# ABOUT THIS TASK:
All the records below must be returned exactly as they stand.

*** RECORDS TO USE ***

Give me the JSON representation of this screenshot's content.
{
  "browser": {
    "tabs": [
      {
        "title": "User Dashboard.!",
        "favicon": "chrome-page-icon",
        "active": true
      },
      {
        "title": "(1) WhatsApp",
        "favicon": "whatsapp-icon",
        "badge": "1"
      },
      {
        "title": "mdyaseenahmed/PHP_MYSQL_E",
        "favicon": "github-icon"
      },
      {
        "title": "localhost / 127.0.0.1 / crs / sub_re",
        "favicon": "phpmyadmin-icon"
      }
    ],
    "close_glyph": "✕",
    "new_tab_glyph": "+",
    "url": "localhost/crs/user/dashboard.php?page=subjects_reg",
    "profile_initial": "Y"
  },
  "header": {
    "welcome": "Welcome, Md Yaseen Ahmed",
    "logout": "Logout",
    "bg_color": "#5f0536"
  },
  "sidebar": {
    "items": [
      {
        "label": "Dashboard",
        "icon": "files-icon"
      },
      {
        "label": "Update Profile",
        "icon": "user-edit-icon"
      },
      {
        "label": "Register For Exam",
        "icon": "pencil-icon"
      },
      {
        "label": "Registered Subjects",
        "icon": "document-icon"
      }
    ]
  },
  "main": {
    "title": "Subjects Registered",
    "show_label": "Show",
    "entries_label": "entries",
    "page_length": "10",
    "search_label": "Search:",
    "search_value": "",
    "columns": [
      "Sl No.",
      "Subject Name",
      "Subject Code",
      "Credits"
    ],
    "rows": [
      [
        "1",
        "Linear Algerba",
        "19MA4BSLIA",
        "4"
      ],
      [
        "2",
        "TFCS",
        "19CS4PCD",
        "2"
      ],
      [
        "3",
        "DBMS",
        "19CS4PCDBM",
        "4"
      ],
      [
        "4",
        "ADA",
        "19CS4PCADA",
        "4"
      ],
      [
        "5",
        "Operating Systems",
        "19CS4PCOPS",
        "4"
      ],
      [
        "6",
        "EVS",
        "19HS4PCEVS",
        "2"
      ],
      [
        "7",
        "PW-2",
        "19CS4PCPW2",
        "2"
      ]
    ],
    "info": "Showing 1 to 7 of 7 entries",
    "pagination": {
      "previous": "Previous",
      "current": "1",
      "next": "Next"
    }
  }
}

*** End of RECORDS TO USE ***

# SOLUTION TO THIS TASK:
Give me the JSON representation of this screenshot's content.
{
  "browser": {
    "tabs": [
      {
        "title": "User Dashboard.!",
        "favicon": "chrome-page-icon",
        "active": true
      },
      {
        "title": "(1) WhatsApp",
        "favicon": "whatsapp-icon",
        "badge": "1"
      },
      {
        "title": "mdyaseenahmed/PHP_MYSQL_E",
        "favicon": "github-icon"
      },
      {
        "title": "localhost / 127.0.0.1 / crs / sub_re",
        "favicon": "phpmyadmin-icon"
      }
    ],
    "close_glyph": "✕",
    "new_tab_glyph": "+",
    "url": "localhost/crs/user/dashboard.php?page=subjects_reg",
    "profile_initial": "Y"
  },
  "header": {
    "welcome": "Welcome, Md Yaseen Ahmed",
    "logout": "Logout",
    "bg_color": "#5f0536"
  },
  "sidebar": {
    "items": [
      {
        "label": "Dashboard",
        "icon": "files-icon"
      },
      {
        "label": "Update Profile",
        "icon": "user-edit-icon"
      },
      {
        "label": "Register For Exam",
        "icon": "pencil-icon"
      },
      {
        "label": "Registered Subjects",
        "icon": "document-icon"
      }
    ]
  },
  "main": {
    "title": "Subjects Registered",
    "show_label": "Show",
    "entries_label": "entries",
    "page_length": "10",
    "search_label": "Search:",
    "search_value": "",
    "columns": [
      "Sl No.",
      "Subject Name",
      "Subject Code",
      "Credits"
    ],
    "rows": [
      [
        "1",
        "Linear Algerba",
        "19MA4BSLIA",
        "4"
      ],
      [
        "2",
        "TFCS",
        "19CS4PCD",
        "2"
      ],
      [
        "3",
        "DBMS",
        "19CS4PCDBM",
        "4"
      ],
      [
        "4",
        "ADA",
        "19CS4PCADA",
        "4"
      ],
      [
        "5",
        "Operating Systems",
        "19CS4PCOPS",
        "4"
      ],
      [
        "6",
        "EVS",
        "19HS4PCEVS",
        "2"
      ],
      [
        "7",
        "PW-2",
        "19CS4PCPW2",
        "2"
      ]
    ],
    "info": "Showing 1 to 7 of 7 entries",
    "pagination": {
      "previous": "Previous",
      "current": "1",
      "next": "Next"
    }
  }
}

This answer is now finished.